We’re all gung-ho on metadata as a way of adding richness to the “mere” words in Web content. But are links themselves content?
In most cases, yes. Links add richness, depth, and realness to a Web site. They acknowledge that more exists online than that specific page. If the reason you’re visiting that page is to find out more on a topic, links are usually of value.
At least in principle. And we know someone who’s making us quite a bit more aware of what the principles really are. Kirk McElhearn, writing in Tidbits, drops a few bons mots about links as an end to themselves:
[L]inks are easier to generate than content, particularly quality content. It is worth considering whether or not this practice merely meets the demands of users. Do people value a long list of links more than a long article? In many cases, yes, because a list of links offers unlimited promise without the immediate responsibility of reading and comprehending text.

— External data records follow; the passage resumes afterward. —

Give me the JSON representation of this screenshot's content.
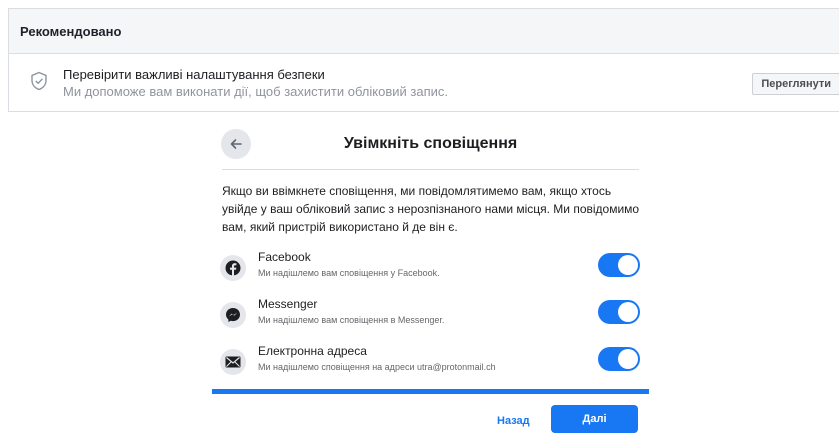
{
  "recommended": {
    "header": "Рекомендовано",
    "item_title": "Перевірити важливі налаштування безпеки",
    "item_subtitle": "Ми допоможе вам виконати дії, щоб захистити обліковий запис.",
    "review_button": "Переглянути",
    "icon": "shield-check-icon"
  },
  "dialog": {
    "title": "Увімкніть сповіщення",
    "back_icon": "arrow-left-icon",
    "description": "Якщо ви ввімкнете сповіщення, ми повідомлятимемо вам, якщо хтось увійде у ваш обліковий запис з нерозпізнаного нами місця. Ми повідомимо вам, який пристрій використано й де він є.",
    "options": [
      {
        "title": "Facebook",
        "subtitle": "Ми надішлемо вам сповіщення у Facebook.",
        "icon": "facebook-icon",
        "enabled": true
      },
      {
        "title": "Messenger",
        "subtitle": "Ми надішлемо вам сповіщення в Messenger.",
        "icon": "messenger-icon",
        "enabled": true
      },
      {
        "title": "Електронна адреса",
        "subtitle": "Ми надішлемо сповіщення на адреси utra@protonmail.ch",
        "icon": "envelope-icon",
        "enabled": true
      }
    ],
    "back_button": "Назад",
    "next_button": "Далі"
  },
  "colors": {
    "accent": "#1877f2",
    "header_bg": "#f5f6f7",
    "border": "#dadde1"
  }
}
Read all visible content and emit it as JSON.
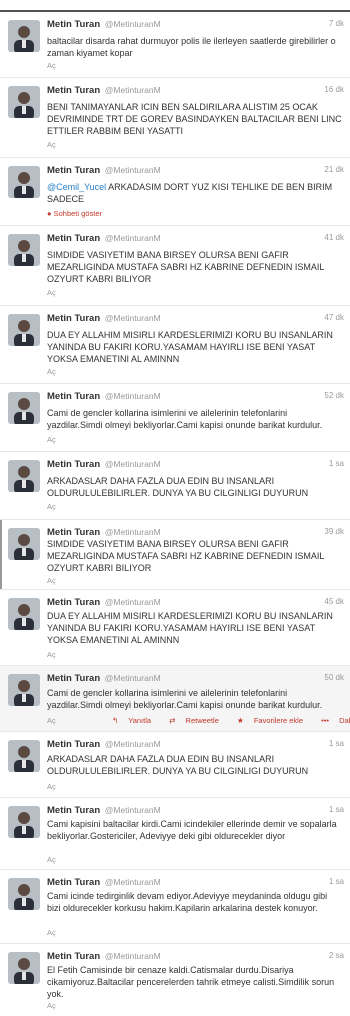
{
  "author": {
    "name": "Metin Turan",
    "handle": "@MetinturanM"
  },
  "tweets": [
    {
      "time": "7 dk",
      "text": "baltacilar disarda rahat durmuyor polis ile ilerleyen saatlerde girebilirler o zaman kiyamet kopar",
      "footer": "Aç"
    },
    {
      "time": "16 dk",
      "text": "BENI TANIMAYANLAR ICIN BEN SALDIRILARA ALISTIM 25 OCAK DEVRIMINDE TRT DE GOREV BASINDAYKEN BALTACILAR BENI LINC ETTILER RABBIM BENI YASATTI",
      "footer": "Aç"
    },
    {
      "time": "21 dk",
      "mention": "@Cemil_Yucel",
      "text": " ARKADASIM DORT YUZ KISI TEHLIKE DE BEN BIRIM SADECE",
      "footer": "Sohbeti göster"
    },
    {
      "time": "41 dk",
      "text": "SIMDIDE VASIYETIM BANA BIRSEY OLURSA BENI GAFIR MEZARLIGINDA MUSTAFA SABRI HZ KABRINE DEFNEDIN ISMAIL OZYURT KABRI BILIYOR",
      "footer": "Aç"
    },
    {
      "time": "47 dk",
      "text": "DUA EY ALLAHIM MISIRLI KARDESLERIMIZI KORU BU INSANLARIN YANINDA BU FAKIRI KORU.YASAMAM HAYIRLI ISE BENI YASAT YOKSA EMANETINI AL AMINNN",
      "footer": "Aç"
    },
    {
      "time": "52 dk",
      "text": "Cami de gencler kollarina isimlerini ve ailelerinin telefonlarini yazdilar.Simdi olmeyi bekliyorlar.Cami kapisi onunde barikat kurdulur.",
      "footer": "Aç"
    },
    {
      "time": "1 sa",
      "text": "ARKADASLAR DAHA FAZLA DUA EDIN BU INSANLARI OLDURULULEBILIRLER. DUNYA YA BU CILGINLIGI DUYURUN",
      "footer": "Aç"
    },
    {
      "time": "39 dk",
      "text": "SIMDIDE VASIYETIM BANA BIRSEY OLURSA BENI GAFIR MEZARLIGINDA MUSTAFA SABRI HZ KABRINE DEFNEDIN ISMAIL OZYURT KABRI BILIYOR",
      "footer": "Aç"
    },
    {
      "time": "45 dk",
      "text": "DUA EY ALLAHIM MISIRLI KARDESLERIMIZI KORU BU INSANLARIN YANINDA BU FAKIRI KORU.YASAMAM HAYIRLI ISE BENI YASAT YOKSA EMANETINI AL AMINNN",
      "footer": "Aç"
    },
    {
      "time": "50 dk",
      "text": "Cami de gencler kollarina isimlerini ve ailelerinin telefonlarini yazdilar.Simdi olmeyi bekliyorlar.Cami kapisi onunde barikat kurdulur.",
      "footer": "Aç",
      "actions": {
        "reply": "Yanıtla",
        "retweet": "Retweetle",
        "favorite": "Favorilere ekle",
        "more": "Daha fazla"
      }
    },
    {
      "time": "1 sa",
      "text": "ARKADASLAR DAHA FAZLA DUA EDIN BU INSANLARI OLDURULULEBILIRLER. DUNYA YA BU CILGINLIGI DUYURUN",
      "footer": "Aç"
    },
    {
      "time": "1 sa",
      "text": "Cami kapisini baltacilar kirdi.Cami icindekiler ellerinde demir ve sopalarla bekliyorlar.Gostericiler, Adeviyye deki gibi oldurecekler diyor",
      "footer": "Aç"
    },
    {
      "time": "1 sa",
      "text": "Cami icinde tedirginlik devam ediyor.Adeviyye meydaninda oldugu gibi bizi oldurecekler korkusu hakim.Kapilarin arkalarina destek konuyor.",
      "footer": "Aç"
    },
    {
      "time": "2 sa",
      "text": "El Fetih Camisinde bir cenaze kaldi.Catismalar durdu.Disariya cikamiyoruz.Baltacilar pencerelerden tahrik etmeye calisti.Simdilik sorun yok.",
      "footer": "Aç"
    }
  ],
  "colors": {
    "link": "#2a7fc6",
    "action": "#c0392b",
    "muted": "#999999"
  }
}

People are seldom interested in reading long texts online, so maybe lists of links are the only thing that meet the requirement that content be both copious and free.
Aha. And here’s another goody:
In large part, venues that use links sparingly and appropriately have editors who focus on original content. Although anyone can be a publisher on the Internet, it seems that all too few people can be editors on the Internet.
Finding appropriate links for a NUblog entry has been known to take us 150% of the time required to write it in the first place. Though we don’t hold a candle to Mac the Knife, who uses links as a sort of ironic distancing mechanism, we like to think we add links judiciously. It does take restraint. (Except for the time we engaged in an experiment and wrote a diary entry with fully 240 links.)
From a production standpoint, you need to build time into the critical path to add appropriate links. It’s not enough for your content staff to write as if they were producing a document for print, where the words they write are all the information available. Your writers (or editors, or programmers) need to add hyperlinks and other meta-information. It’s usually the first thing to suffer in a rush job. (Actually, all HTML attributes fly by the wayside then: Everything looks like a quickie export from Microsoft Word, which you can actually verify by viewing the source code.) We’ve actually read corporate press releases, for example, that don’t even link to the product pages they’re talking about.
We trust it’s self-evident that a content site without links to the outside world is a waste of time. This is the Internet: You’re supposed to link externally, and no, it won’t tarnish your “brand” image, and no, refusing to provide links will not force people to remain at your site, enhancing its “stickiness.”
In fact, if you provide good content and good links, people are more likely to come back. Why? Because they know you give your readers some credit. Encouraging readers to leave your site in turn encourages them to come back. This isn’t the checkout counter at the grocery store. You don’t lose your position in queue by jumping to another one.
Posted on 2000-07-11